Aug 22, 2013
Government Relations Committee focuses on issues with long-term effects on cancer care
ASCO's Government Relations Committee (GRC) has set priorities (approved by the Board of Directors in 2013) to maintain focus on policy issues that directly affect oncology practice, cancer research, and patient care. In the following interview, Committee Chair Denis B. Hammond, MD, discusses current goals.AC: Achieving a fair, stable payment environment for oncology practice is one of the GRC's major priorities. What is the Committee currently working on? Dr. Hammond: We've made a lot of progress by actively working with Capitol Hill committees that have responsibility over payment reform in attempts to repeal the sustainable growth rate. There's a lot of synergy between the approaches that ASCO and other medical specialty organizations see as viable and the proposals that are coming out of the House Energy and Commerce, House Ways and Means, and Senate Finance Committees. The accomplishments in this area are incremental and still coming to fruition; however, the devil is in the details, and we will continue to watch closely. We've been working on a variety of approaches to mitigate the deleterious effects of the sequester. We continue to lobby for passage of a bill, HR 1416, which would exempt Medicare Part B drugs from the effects of the sequester. We are also supporting a bill that would remove the prompt pay discount from the average sales price formula to stabilize those payments.

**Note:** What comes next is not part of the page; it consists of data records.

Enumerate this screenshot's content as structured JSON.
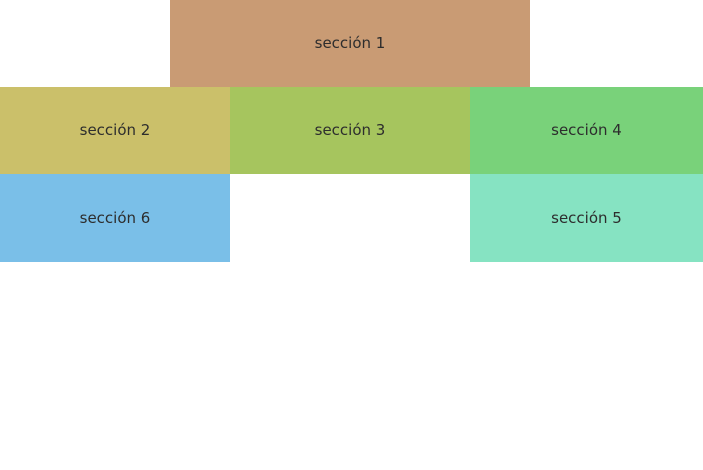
{
  "sections": {
    "s1": {
      "label": "sección 1",
      "color": "#c99b74"
    },
    "s2": {
      "label": "sección 2",
      "color": "#cbc06a"
    },
    "s3": {
      "label": "sección 3",
      "color": "#a6c55e"
    },
    "s4": {
      "label": "sección 4",
      "color": "#79d27a"
    },
    "s5": {
      "label": "sección 5",
      "color": "#86e3c2"
    },
    "s6": {
      "label": "sección 6",
      "color": "#7abfe8"
    }
  }
}
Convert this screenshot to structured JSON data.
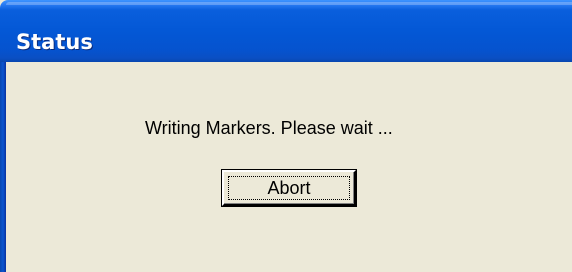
{
  "window": {
    "title": "Status"
  },
  "dialog": {
    "message": "Writing Markers. Please wait ...",
    "abort_label": "Abort"
  },
  "colors": {
    "titlebar_blue": "#0458d6",
    "dialog_background": "#ece9d8",
    "title_text": "#ffffff"
  }
}
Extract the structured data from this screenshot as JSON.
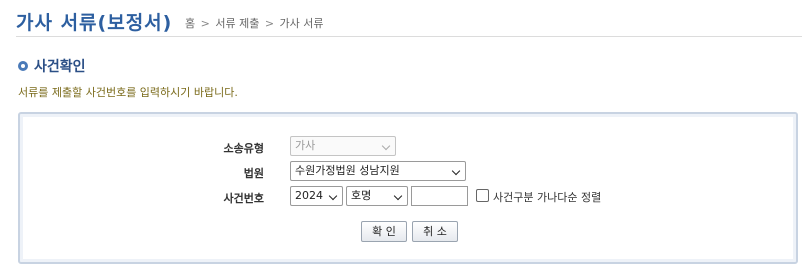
{
  "header": {
    "title": "가사 서류(보정서)",
    "breadcrumb": [
      "홈",
      "서류 제출",
      "가사 서류"
    ],
    "breadcrumb_separator": ">"
  },
  "section": {
    "title": "사건확인",
    "instruction": "서류를 제출할 사건번호를 입력하시기 바랍니다."
  },
  "form": {
    "case_type": {
      "label": "소송유형",
      "value": "가사",
      "disabled": true
    },
    "court": {
      "label": "법원",
      "value": "수원가정법원 성남지원"
    },
    "case_number": {
      "label": "사건번호",
      "year": "2024",
      "category": "호명",
      "number": "",
      "sort_checkbox_label": "사건구분 가나다순 정렬",
      "sort_checked": false
    }
  },
  "buttons": {
    "confirm": "확 인",
    "cancel": "취 소"
  },
  "colors": {
    "title": "#2d5fa0",
    "section_title": "#2b4f86",
    "instruction": "#7a6a1a",
    "panel_border": "#c8d3e2"
  },
  "icons": {
    "section_bullet": "circle-bullet-icon",
    "select_arrow": "chevron-down-icon"
  }
}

AC: Ensuring adequate funding for cancer research is another goal. How is that proceeding?
Dr. Hammond: In May we had a lobbying day with like-minded organizations to advocate for increasing funds for the National Institutes of Health, the National Cancer Institute, and the U.S. Food and Drug Administration (FDA). Those agencies have taken a huge hit, not only in the federal budget but also as a result of the sequester. We explained to Congressional members that curtailing these research activities has a long-term, far-reaching downstream effect on progress and discovery. These complex research projects take years to develop, and the budgetary constraints being imposed now will have effects on the nation's health for years to come. There was a lot of goodwill during those meetings, but the current budget environment is extremely challenging, and we're waiting to see how the budgetary process works itself out.
AC: What other issues are being addressed by the GRC?
Dr. Hammond: We're continuing to put pressure and financial support behind the FDA to help mitigate the problem of drug shortages. As best we can tell, the drug-shortage problem has improved slightly since 2010-2011, but it certainly has not gone away. We continue to survey ASCO membership about that problem (see ASCO Continues to Survey Members on Drug-Shortage Impact).
The Senate has proposed, and ASCO supports, a bill called the Tobacco Tax Equity Act (SB 194). Tobacco products such as loose-leaf tobacco currently are not taxed in the same way as cigarettes and cigars. This bill would tax those items at the same rate. ASCO President Dr. Clifford Hudis has sent a letter to the appropriate committees endorsing that piece of legislation. Any ASCO members talking to their legislators can also endorse this bill.
Dr. Hammond is a retired community oncologist, formerly of New Hampshire Oncology-Hematology. An ASCO member since 1988, he has served in numerous volunteer positions, including on the Board of Directors and the Clinical Practice Committee, and with the Northern New England Clinical Oncology Society (an ASCO State/Regional Affiliate), where he is the current Secretary/Treasurer.